Archaeopteryx Reclassification Raises Fear of Creationists
July 28, 2011
Archaeopteryx isn’t the first bird. At least, not today. It may be reclassified again, but Xing Xu, the man who brought a panoply of “feathered dinosaurs” to the world’s attention, has announced another Chinese fossil that led him to shuffle the bird evolution tree around, putting Archaeopteryx, an “icon of evolution” since its discovery in1861, onto a branch that includes dinosaur terrors like Deinonychus. At least, today. The backstory behind the shuffling of family trees, an upset that raises questions about everything evolutionists that they knew about the evolution of birds, is political, not scientific. Evolutionists are worried about how creationists are going to “spin” the news.
Weird Evolution Tales
July 27, 2011
Evolutionary theory leads to some fantastic tales. Since evolution is often presumed to be a fact that explains everything in biology, and is itself not subject to testing or doubt, everything in biology must be viewed through an evolutionary lens. This hard-core stance on evolution often leads to assertions and explanations that appear contrived, if not preposterous, to Darwin doubters. Here are some recent examples of weird evolution stories that made it past the logic inspectors simply because evolution is unquestioned.
Dinosaur Protein Is Primordial
July 26, 2011
Scientists from 10 universities and institutions have verified that the collagen protein in dinosaur bone is primordial – i.e., from the dinosaur, not from later contamination. By first studying the molecular packing of collagen in living animals, and using X-ray diffraction modeling, they matched the surviving collagen molecules to those that would most likely survive degradation.
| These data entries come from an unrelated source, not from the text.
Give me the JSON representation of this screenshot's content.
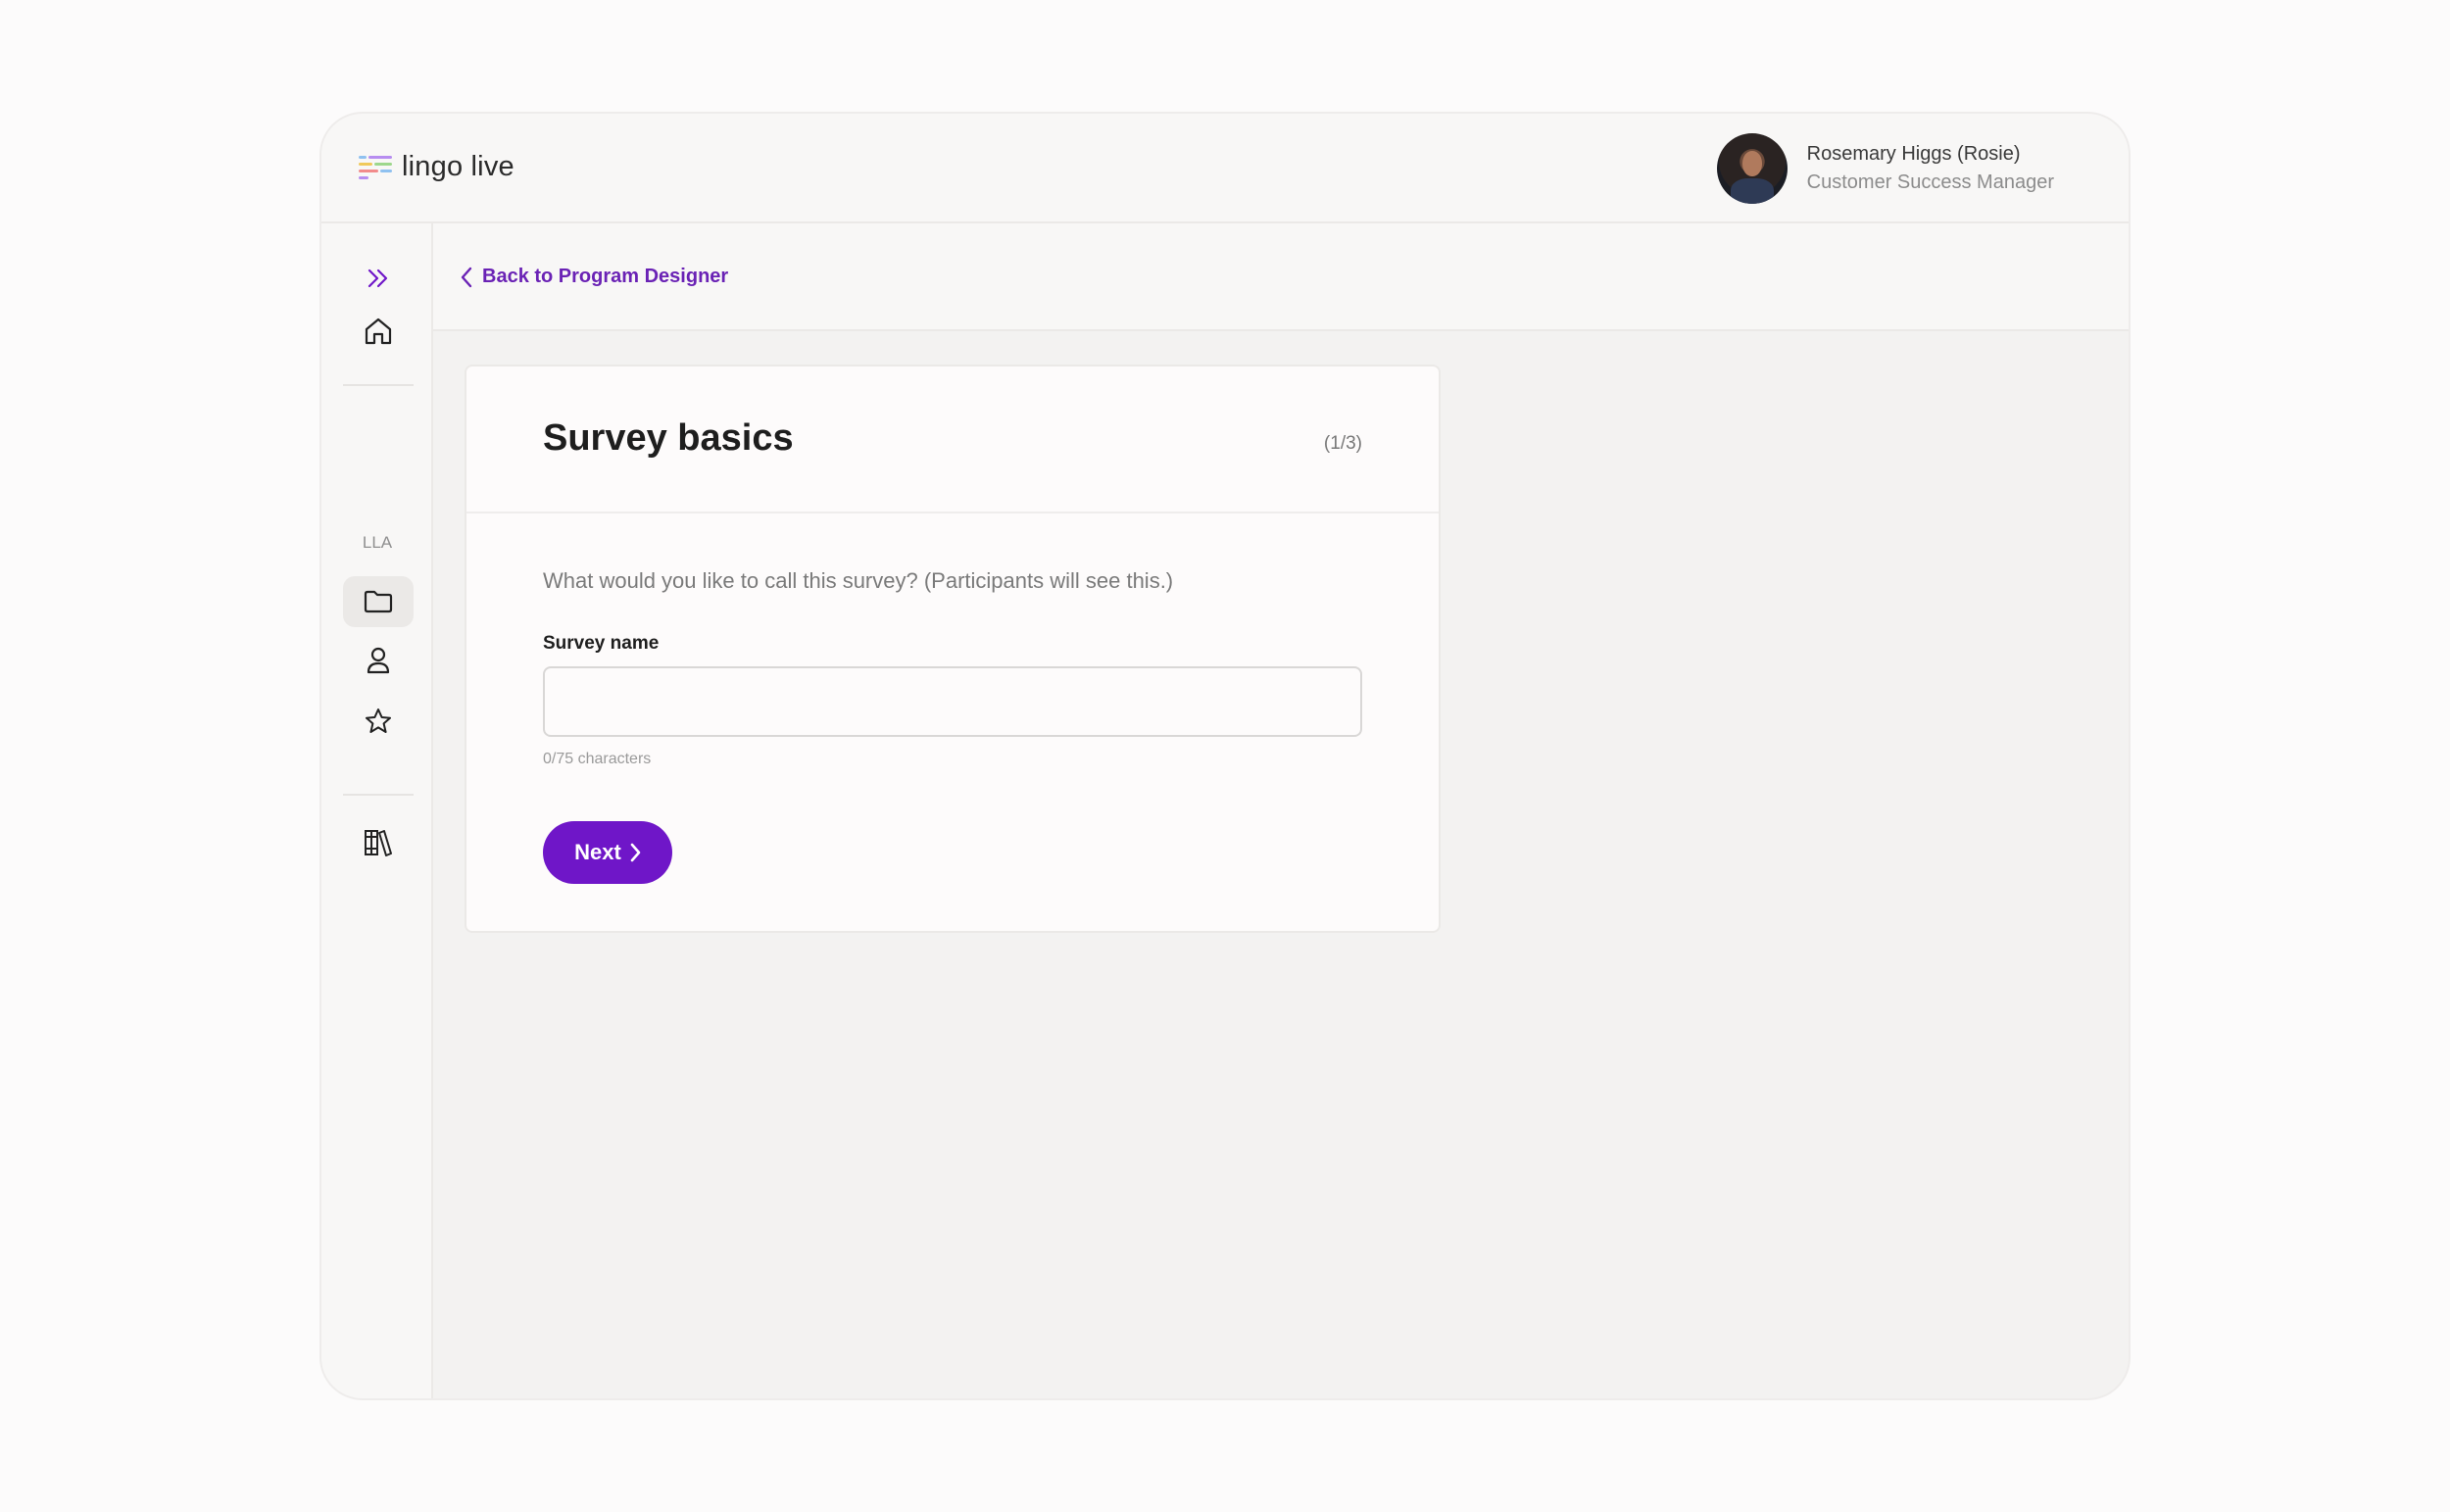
{
  "app": {
    "name": "lingo live"
  },
  "user": {
    "name": "Rosemary Higgs (Rosie)",
    "role": "Customer Success Manager"
  },
  "nav": {
    "section_label": "LLA",
    "icons": [
      "expand-icon",
      "home-icon",
      "folder-icon",
      "person-icon",
      "star-icon",
      "library-icon"
    ]
  },
  "subheader": {
    "back_label": "Back to Program Designer"
  },
  "card": {
    "title": "Survey basics",
    "step": "(1/3)",
    "question": "What would you like to call this survey? (Participants will see this.)",
    "field_label": "Survey name",
    "field_value": "",
    "field_placeholder": "",
    "hint": "0/75 characters",
    "next_label": "Next"
  },
  "colors": {
    "accent": "#6f16c8",
    "link": "#6a22b5",
    "background": "#f3f2f1"
  }
}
They feel this establishes the authenticity of the protein fragments against claims of contamination and simultaneously offers a mechanism for its resistance to degradation.